A 91-year-old man, who may be one of the oldest Swedes on record, has been convicted of hate speech after making online ridicule about Islam and Muslims.
Lokaltidningen reports that the senior Swedish man posted some comments in a Facebook group disparaging Muslims.
One of the posts written by the elderly man directly targeted the Muslims: – “You cannot, with the best will in the world, call these beings people. They seem to be inbred as they carry on,” he said.
The Kristianstad district court has convicted the man of hatred directed against an ethnic group, saying that the post had been up for nearly a year and that 12,000 people might have seen it.
The usual penalty for the crime of such magnitude includes two months in prison.
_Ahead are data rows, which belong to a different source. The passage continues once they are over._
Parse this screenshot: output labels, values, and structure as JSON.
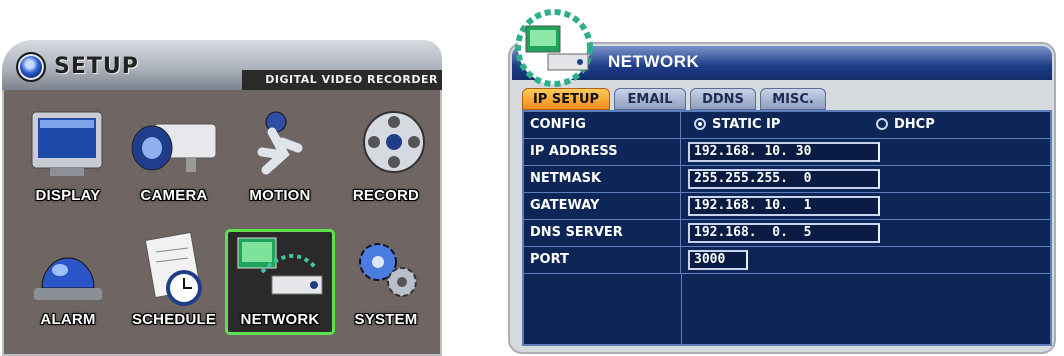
{
  "setup": {
    "title": "SETUP",
    "subtitle": "DIGITAL VIDEO RECORDER",
    "menu": [
      {
        "label": "DISPLAY",
        "icon": "monitor-icon",
        "selected": false
      },
      {
        "label": "CAMERA",
        "icon": "camera-icon",
        "selected": false
      },
      {
        "label": "MOTION",
        "icon": "running-person-icon",
        "selected": false
      },
      {
        "label": "RECORD",
        "icon": "film-reel-icon",
        "selected": false
      },
      {
        "label": "ALARM",
        "icon": "siren-dome-icon",
        "selected": false
      },
      {
        "label": "SCHEDULE",
        "icon": "notepad-clock-icon",
        "selected": false
      },
      {
        "label": "NETWORK",
        "icon": "networked-computers-icon",
        "selected": true
      },
      {
        "label": "SYSTEM",
        "icon": "gears-icon",
        "selected": false
      }
    ],
    "colors": {
      "panel_bg": "#6f6563",
      "selection": "#5de04a"
    }
  },
  "network": {
    "title": "NETWORK",
    "tabs": [
      {
        "label": "IP SETUP",
        "active": true
      },
      {
        "label": "EMAIL",
        "active": false
      },
      {
        "label": "DDNS",
        "active": false
      },
      {
        "label": "MISC.",
        "active": false
      }
    ],
    "rows": {
      "config": {
        "label": "CONFIG",
        "options": [
          {
            "label": "STATIC IP",
            "checked": true
          },
          {
            "label": "DHCP",
            "checked": false
          }
        ]
      },
      "ip_address": {
        "label": "IP ADDRESS",
        "value": "192.168. 10. 30"
      },
      "netmask": {
        "label": "NETMASK",
        "value": "255.255.255.  0"
      },
      "gateway": {
        "label": "GATEWAY",
        "value": "192.168. 10.  1"
      },
      "dns_server": {
        "label": "DNS SERVER",
        "value": "192.168.  0.  5"
      },
      "port": {
        "label": "PORT",
        "value": "3000"
      }
    },
    "colors": {
      "table_bg": "#0e2557",
      "active_tab": "#f08a1b",
      "header": "#1d3c86"
    }
  }
}
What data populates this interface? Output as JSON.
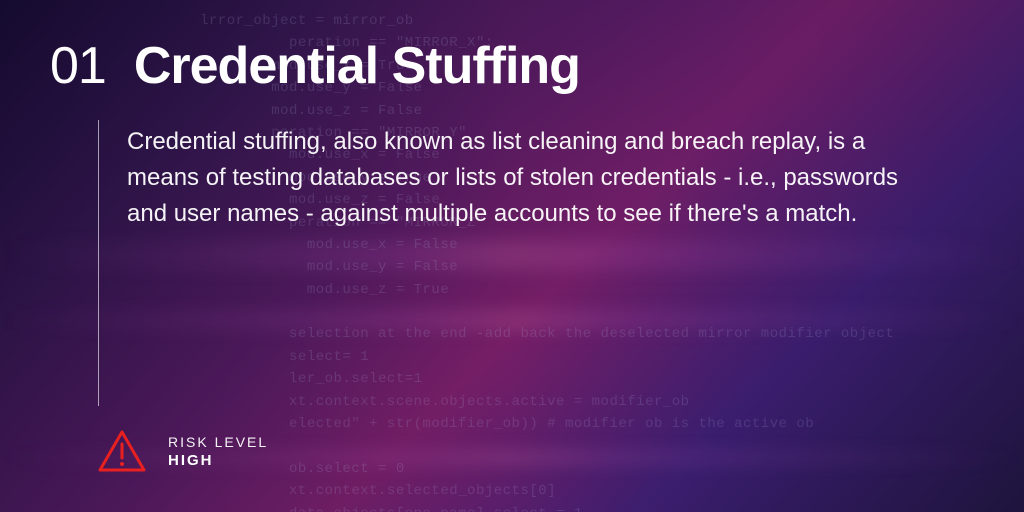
{
  "card": {
    "number": "01",
    "title": "Credential Stuffing",
    "description": "Credential stuffing, also known as list cleaning and breach replay, is a means of testing databases or lists of stolen credentials - i.e., passwords and user names - against multiple accounts to see if there's a match."
  },
  "risk": {
    "label": "RISK LEVEL",
    "value": "HIGH"
  },
  "background_code": "lrror_object = mirror_ob\n          peration == \"MIRROR_X\":\n        mod.use_x = True\n        mod.use_y = False\n        mod.use_z = False\n        peration == \"MIRROR_Y\"\n          mod.use_x = False\n          mod.use_y = True\n          mod.use_z = False\n          peration == \"MIRROR_Z\"\n            mod.use_x = False\n            mod.use_y = False\n            mod.use_z = True\n\n          selection at the end -add back the deselected mirror modifier object\n          select= 1\n          ler_ob.select=1\n          xt.context.scene.objects.active = modifier_ob\n          elected\" + str(modifier_ob)) # modifier ob is the active ob\n\n          ob.select = 0\n          xt.context.selected_objects[0]\n          data.objects[one.name].select = 1\n\n          print(\"please select exactly two objects, the last one gets the modifier unless it is a mirror\")\n\n          OPERATOR CLASSES ----\n\n\n               types.Operator):\n              X mirror to the selected object\"\"\"\n              ect.mirror_mirror_x\""
}
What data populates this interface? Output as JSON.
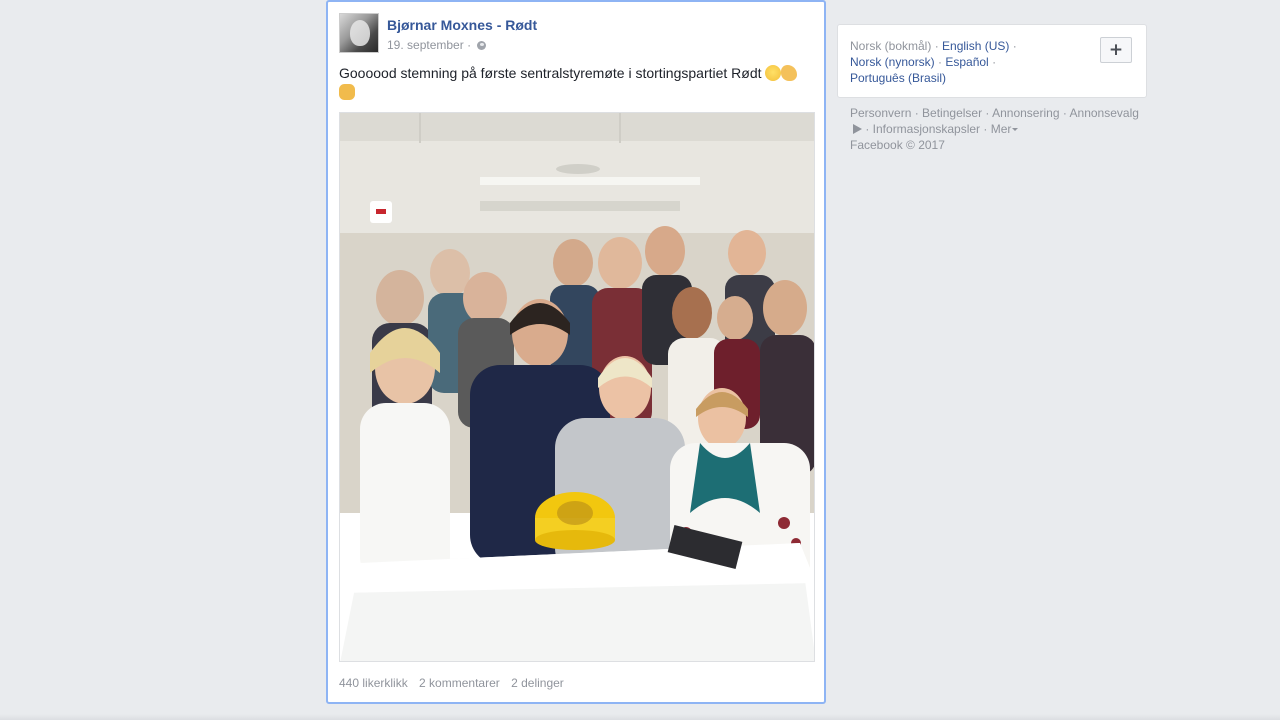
{
  "post": {
    "author": "Bjørnar Moxnes - Rødt",
    "date": "19. september",
    "separator": "·",
    "text": "Goooood stemning på første sentralstyremøte i stortingspartiet Rødt",
    "emojis": [
      "smiling-face-icon",
      "flexed-biceps-icon",
      "raised-fist-icon"
    ],
    "stats": {
      "likes": "440 likerklikk",
      "comments": "2 kommentarer",
      "shares": "2 delinger"
    }
  },
  "sidebar": {
    "current_language": "Norsk (bokmål)",
    "languages": [
      "English (US)",
      "Norsk (nynorsk)",
      "Español",
      "Português (Brasil)"
    ],
    "add_language_label": "+"
  },
  "footer": {
    "links": [
      "Personvern",
      "Betingelser",
      "Annonsering",
      "Annonsevalg",
      "Informasjonskapsler",
      "Mer"
    ],
    "copyright": "Facebook © 2017"
  },
  "colors": {
    "link": "#365899",
    "muted": "#90949c",
    "background": "#e9ebee",
    "focus_border": "#8eb4f4"
  }
}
But the 91-year-old was given a conditional sentence along with a fine of 6,500 Swedish kronor (£535/$700).
However, this isn't the first time the Swedish Court is handling such ‘hate speech' case. At the beginning of the year, a Swedish court convicted a 70-year-old man of “hate speech” for claiming on social media that “Somalis are lazy and don't work.”
According to the sentencing court, the man's Facebook post was “derogatory to the reputation of Somalis as a group.”
In his hate speech post, the man claimed that some 20 percent of Somalis are out of work in Sweden because “they are the laziest people in this world.”
Also in August 2017, a Gothenburg man, also in his 70s, was fined €1,340 for calling Muslims “monkeys” on a Swedish Facebook page that had 4,000 members.
According to Swedish law, a remark is considered hate speech when it attacks an entire group of people to the extent of ruining the group's reputation.
In the last several years, Sweden has experienced increased hate speech crimes more particularly during the migrant crisis of 2015. Luckily, there has been more arrest and fines which has seen a decrease in reported hate speech crimes.
The Swedish government has also made it clear that it will not tolerate ‘hate speech' crime and has heavily invested in hate crime projects.
The Swedish government is expected to receive 7.5 million Swedish Kronor (£618,375/$807,150) from the European Union this year for the same course.